The other strange thing about these courses is that a student can declare him/herself a part-timer. That means they don’t have to attend any classes. All they have to do is take (and pass) an exam and write a short paper. And there don’t seem to be any prerequisites for this status. So I’ve had two p-t students who passed the exam with flying colors and one who didn’t. If a p-t student fails the exam, he/she can take a second one, but failing that means starting from scratch and paying another tuition fee. So I’ve written two exams for my two classes and four exams for p-t students. And, no, the p-t students don’t take the same exam. The regular class mid-term covers half the course, but the p-t students are tested on the entire course. I’m learning how these things work, but it isn’t anything I’ve encountered in teaching before. And so it goes.
Oh, before it fades into memory, I have to tell you about the concert we went to Sunday night. First, I should say that there’s an enterprising person named Panche who publishes a schedule of concerts, opera, and ballet in Skopje. It’s sent out by email, and if you want to go, you just email him back and he buys the tickets for you to pick up on the day. Much simpler than trying to buy them yourself, and having the schedules in English is a great help. So there was an announcement of a concert by the Dragan Dautovski Quartet. Who’s that, I thought. But he included three YouTube examples, so we knew what to expect. The music is fabulous. Dragan started playing bagpipes that were made of a whole goat accompanied by the drummer on a marching band type of drum. Later the other string player joined in and finally the singer too. The group starts, apparently, with Macedonian folk songs, but then goes off into a sort of jazz improvization around them. It’s beyond imagination. There’s Dragan, who played four different stringed instruments (three 6-string and one 8-string), a drummer who played two large kind of conga drums (ceramic), two small drums, a base drum, and (for a couple of songs) a speaker, a woman who played a stringed instument, a huge guitar (bass) with four strings, and two different flutes, and then a singer with the most amazing voice who sang the folk songs and then scatted around them. Apparently, they are very well known here–the place was packed and the audience wouldn’t let them go. They played about two hours without a break. The lights came up in the middle for intermission, but the audience kept clapping and wouldn’t let them go. At the end too, they had to come back for a couple of encores. I could have listened to them for another hour or so anyway. I’ll try to add a link: http://www.myspace.com/dragandautovskiquartet/music/songs/Balkan-33366831

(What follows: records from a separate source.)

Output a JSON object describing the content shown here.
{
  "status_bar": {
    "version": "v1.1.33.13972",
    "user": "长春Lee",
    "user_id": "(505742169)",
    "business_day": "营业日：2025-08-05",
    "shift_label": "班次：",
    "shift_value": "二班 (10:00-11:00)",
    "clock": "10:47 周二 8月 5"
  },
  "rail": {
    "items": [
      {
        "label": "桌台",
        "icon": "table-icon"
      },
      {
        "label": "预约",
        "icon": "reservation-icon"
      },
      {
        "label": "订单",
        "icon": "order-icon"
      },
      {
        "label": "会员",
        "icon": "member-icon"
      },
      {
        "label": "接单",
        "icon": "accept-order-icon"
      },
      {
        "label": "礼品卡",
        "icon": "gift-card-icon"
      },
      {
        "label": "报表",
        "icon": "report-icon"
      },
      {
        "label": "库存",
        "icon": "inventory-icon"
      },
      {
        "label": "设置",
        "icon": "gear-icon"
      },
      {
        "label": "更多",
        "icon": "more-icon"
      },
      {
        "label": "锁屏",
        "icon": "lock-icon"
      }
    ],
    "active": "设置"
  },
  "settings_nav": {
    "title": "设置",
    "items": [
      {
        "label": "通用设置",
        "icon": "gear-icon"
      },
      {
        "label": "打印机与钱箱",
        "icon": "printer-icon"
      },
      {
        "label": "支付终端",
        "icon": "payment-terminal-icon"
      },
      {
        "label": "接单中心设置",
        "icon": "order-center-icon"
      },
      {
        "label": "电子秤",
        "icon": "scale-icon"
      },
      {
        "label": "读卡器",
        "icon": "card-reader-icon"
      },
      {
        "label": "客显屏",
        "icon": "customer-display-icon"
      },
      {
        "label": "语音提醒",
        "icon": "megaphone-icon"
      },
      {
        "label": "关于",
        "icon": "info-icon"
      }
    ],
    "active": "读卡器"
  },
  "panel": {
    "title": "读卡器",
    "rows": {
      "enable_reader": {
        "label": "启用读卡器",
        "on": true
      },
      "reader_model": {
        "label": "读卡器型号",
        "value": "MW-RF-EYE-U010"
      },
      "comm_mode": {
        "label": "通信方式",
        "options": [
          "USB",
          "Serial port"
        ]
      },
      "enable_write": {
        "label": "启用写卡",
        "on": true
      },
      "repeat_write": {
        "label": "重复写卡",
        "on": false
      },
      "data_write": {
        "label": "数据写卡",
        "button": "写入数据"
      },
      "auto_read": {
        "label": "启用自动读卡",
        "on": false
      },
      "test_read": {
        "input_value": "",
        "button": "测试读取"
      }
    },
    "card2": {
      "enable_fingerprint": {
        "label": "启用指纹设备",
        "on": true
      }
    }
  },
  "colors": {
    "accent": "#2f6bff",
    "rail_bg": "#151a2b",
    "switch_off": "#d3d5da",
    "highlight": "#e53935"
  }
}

Anyway, classes go on, Sunday Communion Services go on, and life is better every week.